North Dakota

North Dakota National Guard reportedly deploys anti-drone system at oil pipeline protest site

FILE - In this Monday, Nov. 21, 2016, file photo, protesters against the Dakota Access oil pipeline stand on a burned-out truck near Cannon Ball, N.D., that they removed from a long-closed bridge a day earlier on a state highway near their camp.

FILE - In this Monday, Nov. 21, 2016, file photo, protesters against the Dakota Access oil pipeline stand on a burned-out truck near Cannon Ball, N.D., that they removed from a long-closed bridge a day earlier on a state highway near their camp.  (AP)

The North Dakota Army National Guard reportedly deployed an “anti-drone missile system” at the site of the Dakota Access oil pipeline on Tuesday.

North Dakota Guard spokesman William Prokopyk confirmed to The Daily Beast the presence of the Avenger missile system. He added that the system was put in place “strictly in the observation role.”

The Morton County Sheriff’s Department echoed Prokpyk’s statements, adding that the systems “are used strictly for observation of ungoverned encampments to help protect private property and maintain public safety,” according to The Daily Beast.

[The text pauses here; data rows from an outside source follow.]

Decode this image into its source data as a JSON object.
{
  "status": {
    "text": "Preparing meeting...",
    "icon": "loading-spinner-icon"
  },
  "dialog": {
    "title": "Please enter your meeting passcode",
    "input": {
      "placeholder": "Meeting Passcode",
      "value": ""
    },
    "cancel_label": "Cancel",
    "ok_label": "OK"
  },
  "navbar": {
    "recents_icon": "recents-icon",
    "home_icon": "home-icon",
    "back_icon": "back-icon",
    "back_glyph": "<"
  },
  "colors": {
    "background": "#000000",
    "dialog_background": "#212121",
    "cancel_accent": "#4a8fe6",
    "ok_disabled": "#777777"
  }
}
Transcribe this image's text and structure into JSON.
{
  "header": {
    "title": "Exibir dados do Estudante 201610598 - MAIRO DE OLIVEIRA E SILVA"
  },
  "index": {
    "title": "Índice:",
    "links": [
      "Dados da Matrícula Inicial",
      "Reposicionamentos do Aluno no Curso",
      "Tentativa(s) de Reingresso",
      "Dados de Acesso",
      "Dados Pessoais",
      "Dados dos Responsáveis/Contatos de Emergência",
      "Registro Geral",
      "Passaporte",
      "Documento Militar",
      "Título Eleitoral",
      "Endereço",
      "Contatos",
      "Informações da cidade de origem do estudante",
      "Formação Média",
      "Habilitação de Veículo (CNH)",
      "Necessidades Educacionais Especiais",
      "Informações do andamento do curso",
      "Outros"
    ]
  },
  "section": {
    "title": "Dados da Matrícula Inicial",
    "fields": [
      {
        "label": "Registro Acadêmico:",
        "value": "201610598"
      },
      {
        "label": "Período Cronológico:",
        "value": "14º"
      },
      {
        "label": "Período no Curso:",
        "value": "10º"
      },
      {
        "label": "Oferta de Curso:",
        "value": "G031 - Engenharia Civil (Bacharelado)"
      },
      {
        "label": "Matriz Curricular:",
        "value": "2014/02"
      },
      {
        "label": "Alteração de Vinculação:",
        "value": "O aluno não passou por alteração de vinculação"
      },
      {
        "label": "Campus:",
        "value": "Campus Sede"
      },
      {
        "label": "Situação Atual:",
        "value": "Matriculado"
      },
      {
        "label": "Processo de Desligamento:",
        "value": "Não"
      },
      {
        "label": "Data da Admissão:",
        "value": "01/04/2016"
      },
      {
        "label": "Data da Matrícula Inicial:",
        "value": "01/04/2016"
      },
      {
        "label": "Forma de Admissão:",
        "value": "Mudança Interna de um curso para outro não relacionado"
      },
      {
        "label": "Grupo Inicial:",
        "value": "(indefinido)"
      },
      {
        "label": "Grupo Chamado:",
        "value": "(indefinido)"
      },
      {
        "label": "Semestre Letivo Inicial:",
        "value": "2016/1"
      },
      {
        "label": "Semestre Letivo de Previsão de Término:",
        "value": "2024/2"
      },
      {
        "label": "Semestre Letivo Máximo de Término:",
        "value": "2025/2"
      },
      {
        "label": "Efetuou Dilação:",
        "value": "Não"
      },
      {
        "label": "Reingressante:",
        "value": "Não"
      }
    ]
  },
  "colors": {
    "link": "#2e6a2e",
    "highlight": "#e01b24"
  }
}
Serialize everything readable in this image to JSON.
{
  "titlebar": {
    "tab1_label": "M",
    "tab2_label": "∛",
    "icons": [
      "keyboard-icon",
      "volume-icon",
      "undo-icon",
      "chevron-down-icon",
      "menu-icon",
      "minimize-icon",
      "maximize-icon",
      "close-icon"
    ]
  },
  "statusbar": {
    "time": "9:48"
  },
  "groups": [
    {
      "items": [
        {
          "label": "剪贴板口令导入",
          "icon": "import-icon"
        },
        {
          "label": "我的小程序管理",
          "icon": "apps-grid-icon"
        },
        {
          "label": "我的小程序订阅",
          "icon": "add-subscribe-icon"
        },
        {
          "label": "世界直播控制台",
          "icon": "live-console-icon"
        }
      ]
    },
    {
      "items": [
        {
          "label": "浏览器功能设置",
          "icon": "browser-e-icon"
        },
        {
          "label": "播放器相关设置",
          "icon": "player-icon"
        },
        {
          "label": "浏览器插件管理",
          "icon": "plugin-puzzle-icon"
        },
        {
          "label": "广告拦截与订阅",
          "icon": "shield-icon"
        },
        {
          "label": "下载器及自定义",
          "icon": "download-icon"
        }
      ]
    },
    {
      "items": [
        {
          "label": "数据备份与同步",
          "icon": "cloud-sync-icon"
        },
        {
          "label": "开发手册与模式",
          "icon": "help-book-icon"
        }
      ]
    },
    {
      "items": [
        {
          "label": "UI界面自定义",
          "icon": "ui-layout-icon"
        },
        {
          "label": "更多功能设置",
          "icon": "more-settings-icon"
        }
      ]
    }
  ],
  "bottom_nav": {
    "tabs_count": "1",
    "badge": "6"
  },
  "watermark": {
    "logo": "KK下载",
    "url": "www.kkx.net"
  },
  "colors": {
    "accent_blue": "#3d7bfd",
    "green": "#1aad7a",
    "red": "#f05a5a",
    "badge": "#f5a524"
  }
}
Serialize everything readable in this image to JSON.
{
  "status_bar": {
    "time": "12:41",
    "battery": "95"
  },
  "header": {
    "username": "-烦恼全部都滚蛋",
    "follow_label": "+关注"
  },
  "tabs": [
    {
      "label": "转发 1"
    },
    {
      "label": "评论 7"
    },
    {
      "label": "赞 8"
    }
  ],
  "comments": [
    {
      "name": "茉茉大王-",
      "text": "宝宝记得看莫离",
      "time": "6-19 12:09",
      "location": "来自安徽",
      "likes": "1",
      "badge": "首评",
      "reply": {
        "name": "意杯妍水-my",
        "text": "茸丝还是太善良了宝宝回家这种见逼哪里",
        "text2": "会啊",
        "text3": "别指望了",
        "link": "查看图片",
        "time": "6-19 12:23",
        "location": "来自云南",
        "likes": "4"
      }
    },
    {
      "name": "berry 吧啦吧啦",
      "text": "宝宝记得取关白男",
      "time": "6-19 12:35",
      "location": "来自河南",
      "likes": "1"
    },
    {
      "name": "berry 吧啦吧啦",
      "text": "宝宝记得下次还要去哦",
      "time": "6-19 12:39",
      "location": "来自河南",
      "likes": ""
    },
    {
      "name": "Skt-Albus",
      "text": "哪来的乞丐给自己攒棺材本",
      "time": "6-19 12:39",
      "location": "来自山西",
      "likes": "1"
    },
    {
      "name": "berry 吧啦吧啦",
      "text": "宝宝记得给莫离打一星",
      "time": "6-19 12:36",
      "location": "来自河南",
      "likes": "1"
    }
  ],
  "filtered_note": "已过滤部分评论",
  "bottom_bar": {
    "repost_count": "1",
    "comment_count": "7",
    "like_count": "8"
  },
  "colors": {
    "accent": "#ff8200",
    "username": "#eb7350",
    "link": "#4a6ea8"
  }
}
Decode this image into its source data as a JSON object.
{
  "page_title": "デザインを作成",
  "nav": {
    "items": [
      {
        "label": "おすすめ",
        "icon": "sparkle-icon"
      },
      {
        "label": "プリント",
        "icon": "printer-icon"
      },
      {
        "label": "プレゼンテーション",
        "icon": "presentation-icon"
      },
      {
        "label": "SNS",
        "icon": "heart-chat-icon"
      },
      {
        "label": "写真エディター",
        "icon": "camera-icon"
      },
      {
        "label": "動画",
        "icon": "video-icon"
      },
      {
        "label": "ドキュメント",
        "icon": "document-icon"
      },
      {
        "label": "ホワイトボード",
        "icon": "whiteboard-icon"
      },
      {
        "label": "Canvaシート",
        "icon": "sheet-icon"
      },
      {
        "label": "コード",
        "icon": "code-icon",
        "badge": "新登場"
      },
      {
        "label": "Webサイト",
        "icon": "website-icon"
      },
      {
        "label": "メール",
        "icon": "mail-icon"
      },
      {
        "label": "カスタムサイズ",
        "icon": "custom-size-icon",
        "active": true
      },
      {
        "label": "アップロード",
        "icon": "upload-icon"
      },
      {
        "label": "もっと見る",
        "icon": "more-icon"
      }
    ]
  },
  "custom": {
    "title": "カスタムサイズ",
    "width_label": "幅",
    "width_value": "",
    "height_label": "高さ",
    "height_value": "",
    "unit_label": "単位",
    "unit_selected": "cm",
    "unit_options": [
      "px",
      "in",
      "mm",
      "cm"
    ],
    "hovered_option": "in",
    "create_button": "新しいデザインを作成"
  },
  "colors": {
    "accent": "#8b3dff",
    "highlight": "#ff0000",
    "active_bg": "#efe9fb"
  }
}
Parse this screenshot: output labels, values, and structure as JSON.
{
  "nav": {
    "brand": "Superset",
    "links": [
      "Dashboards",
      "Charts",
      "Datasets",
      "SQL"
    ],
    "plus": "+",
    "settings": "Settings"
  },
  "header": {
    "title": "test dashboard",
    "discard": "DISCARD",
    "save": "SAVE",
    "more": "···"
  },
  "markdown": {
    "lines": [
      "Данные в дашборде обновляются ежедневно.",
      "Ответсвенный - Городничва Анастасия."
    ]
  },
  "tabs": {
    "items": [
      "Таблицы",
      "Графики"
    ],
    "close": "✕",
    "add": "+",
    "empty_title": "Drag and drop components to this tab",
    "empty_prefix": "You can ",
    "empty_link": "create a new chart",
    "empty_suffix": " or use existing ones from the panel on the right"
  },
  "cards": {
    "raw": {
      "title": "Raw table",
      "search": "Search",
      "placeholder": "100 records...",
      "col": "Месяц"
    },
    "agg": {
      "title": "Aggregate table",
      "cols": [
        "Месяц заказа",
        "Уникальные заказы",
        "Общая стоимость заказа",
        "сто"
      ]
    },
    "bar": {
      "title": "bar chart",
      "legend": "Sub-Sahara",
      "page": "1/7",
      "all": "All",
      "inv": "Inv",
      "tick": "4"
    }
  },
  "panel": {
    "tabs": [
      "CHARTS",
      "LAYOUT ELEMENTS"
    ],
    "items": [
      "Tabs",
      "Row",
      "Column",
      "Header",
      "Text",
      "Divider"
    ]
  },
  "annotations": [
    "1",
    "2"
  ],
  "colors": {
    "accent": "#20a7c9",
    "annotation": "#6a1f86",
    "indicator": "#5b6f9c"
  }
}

Jon Ziegler, who describes himself as a “citizen journalist,” spotted the surface-to-air missile launchers at the site. He wrote in a Facebook post that they were “guarding the DAPL drill pad.”

The Avenger Air Defense System is described as a surface-to-air missile system that can defend against cruise missiles, UAVs, fixed-wing aircraft and helicopters. The news website reported that the North Dakota Army National Guard’s air defense has the ability to operate the Avenger system.

The presence of the system could exacerbate things between the Standing Rock protesters and authorities. Police have already shot down a drone for “operating in a threatening manner” and used water cannons on protesters in frigid temperatures.

Additionally, the Texas-based Energy Transfer Partners asked a judge Tuesday to stop the U.S. Army Corps of Engineers from launching a full environmental study of the $3.8 billion pipeline’s disputed crossing of a Missouri River reservoir in North Dakota.

ETP wants any further study put on hold until Judge James Boasberg, in Washington, D.C., rules on whether ETP already has the necessary permission to lay pipe under Lake Oahe — the reservoir that's the water source for the Standing Rock Sioux tribe.

The stretch under Lake Oahe is the last big chunk of construction for the 1,200-mile pipeline. The Corps wants to look at alternate routes, the potential for a pipeline leak and tribal treaty rights in the wake of opposition by the Standing Rock Sioux and its supporters who believe a pipeline leak would contaminate the tribe's drinking water.

An environmental assessment conducted by the Corps last year determined that the Oahe crossing would not have a significant impact on the environment. However, Assistant Army Secretary for Civil Works Jo-Ellen Darcy said in December that a broader environmental impact statement was warranted. Such a statement can take up to two years to complete, according to the U.S. Department of Energy.

The Standing Rock Sioux tribe has been urging people to lobby the Corps to start the environmental impact study before President-Elect Donald Trump, an energy supporter, takes office Friday. The tribe in a statement Tuesday said it's confident that a full environmental study would be "the best way to analyze the alternative routes."

The Associated Press contributed to this report.